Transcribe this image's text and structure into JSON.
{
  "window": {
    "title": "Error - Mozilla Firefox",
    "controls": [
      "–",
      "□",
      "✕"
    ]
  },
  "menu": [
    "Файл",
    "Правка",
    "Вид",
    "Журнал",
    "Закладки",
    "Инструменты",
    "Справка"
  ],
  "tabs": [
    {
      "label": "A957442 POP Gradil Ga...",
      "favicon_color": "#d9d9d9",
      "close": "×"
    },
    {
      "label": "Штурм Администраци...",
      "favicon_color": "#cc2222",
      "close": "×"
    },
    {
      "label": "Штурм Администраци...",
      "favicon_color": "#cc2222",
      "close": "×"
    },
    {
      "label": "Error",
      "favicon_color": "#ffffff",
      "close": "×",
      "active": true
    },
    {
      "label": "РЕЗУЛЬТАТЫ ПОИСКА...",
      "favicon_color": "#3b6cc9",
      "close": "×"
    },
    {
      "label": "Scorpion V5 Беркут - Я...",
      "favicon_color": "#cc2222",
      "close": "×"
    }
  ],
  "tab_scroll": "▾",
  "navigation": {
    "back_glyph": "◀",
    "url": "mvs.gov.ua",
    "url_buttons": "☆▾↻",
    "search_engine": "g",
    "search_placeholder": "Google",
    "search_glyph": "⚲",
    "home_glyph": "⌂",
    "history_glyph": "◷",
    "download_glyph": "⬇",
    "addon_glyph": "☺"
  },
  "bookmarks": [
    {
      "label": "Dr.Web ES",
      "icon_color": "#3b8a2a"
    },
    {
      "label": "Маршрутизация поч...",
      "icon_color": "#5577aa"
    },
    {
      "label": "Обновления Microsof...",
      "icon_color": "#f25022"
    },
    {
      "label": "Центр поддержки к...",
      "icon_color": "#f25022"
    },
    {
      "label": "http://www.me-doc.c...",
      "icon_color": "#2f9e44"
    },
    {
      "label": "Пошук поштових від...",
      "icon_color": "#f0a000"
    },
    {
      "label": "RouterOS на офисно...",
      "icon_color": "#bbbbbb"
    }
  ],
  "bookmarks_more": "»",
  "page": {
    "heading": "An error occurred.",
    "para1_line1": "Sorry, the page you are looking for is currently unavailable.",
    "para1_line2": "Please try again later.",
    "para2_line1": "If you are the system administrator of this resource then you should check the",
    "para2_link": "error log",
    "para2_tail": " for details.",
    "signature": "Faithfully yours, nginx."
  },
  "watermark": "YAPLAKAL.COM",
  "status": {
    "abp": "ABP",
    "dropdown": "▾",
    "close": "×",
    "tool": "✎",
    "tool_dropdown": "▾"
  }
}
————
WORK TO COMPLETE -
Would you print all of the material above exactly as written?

ANSWER AREA -
Transcribe this image's text and structure into JSON.
{
  "window": {
    "title": "Error - Mozilla Firefox",
    "controls": [
      "–",
      "□",
      "✕"
    ]
  },
  "menu": [
    "Файл",
    "Правка",
    "Вид",
    "Журнал",
    "Закладки",
    "Инструменты",
    "Справка"
  ],
  "tabs": [
    {
      "label": "A957442 POP Gradil Ga...",
      "favicon_color": "#d9d9d9",
      "close": "×"
    },
    {
      "label": "Штурм Администраци...",
      "favicon_color": "#cc2222",
      "close": "×"
    },
    {
      "label": "Штурм Администраци...",
      "favicon_color": "#cc2222",
      "close": "×"
    },
    {
      "label": "Error",
      "favicon_color": "#ffffff",
      "close": "×",
      "active": true
    },
    {
      "label": "РЕЗУЛЬТАТЫ ПОИСКА...",
      "favicon_color": "#3b6cc9",
      "close": "×"
    },
    {
      "label": "Scorpion V5 Беркут - Я...",
      "favicon_color": "#cc2222",
      "close": "×"
    }
  ],
  "tab_scroll": "▾",
  "navigation": {
    "back_glyph": "◀",
    "url": "mvs.gov.ua",
    "url_buttons": "☆▾↻",
    "search_engine": "g",
    "search_placeholder": "Google",
    "search_glyph": "⚲",
    "home_glyph": "⌂",
    "history_glyph": "◷",
    "download_glyph": "⬇",
    "addon_glyph": "☺"
  },
  "bookmarks": [
    {
      "label": "Dr.Web ES",
      "icon_color": "#3b8a2a"
    },
    {
      "label": "Маршрутизация поч...",
      "icon_color": "#5577aa"
    },
    {
      "label": "Обновления Microsof...",
      "icon_color": "#f25022"
    },
    {
      "label": "Центр поддержки к...",
      "icon_color": "#f25022"
    },
    {
      "label": "http://www.me-doc.c...",
      "icon_color": "#2f9e44"
    },
    {
      "label": "Пошук поштових від...",
      "icon_color": "#f0a000"
    },
    {
      "label": "RouterOS на офисно...",
      "icon_color": "#bbbbbb"
    }
  ],
  "bookmarks_more": "»",
  "page": {
    "heading": "An error occurred.",
    "para1_line1": "Sorry, the page you are looking for is currently unavailable.",
    "para1_line2": "Please try again later.",
    "para2_line1": "If you are the system administrator of this resource then you should check the",
    "para2_link": "error log",
    "para2_tail": " for details.",
    "signature": "Faithfully yours, nginx."
  },
  "watermark": "YAPLAKAL.COM",
  "status": {
    "abp": "ABP",
    "dropdown": "▾",
    "close": "×",
    "tool": "✎",
    "tool_dropdown": "▾"
  }
}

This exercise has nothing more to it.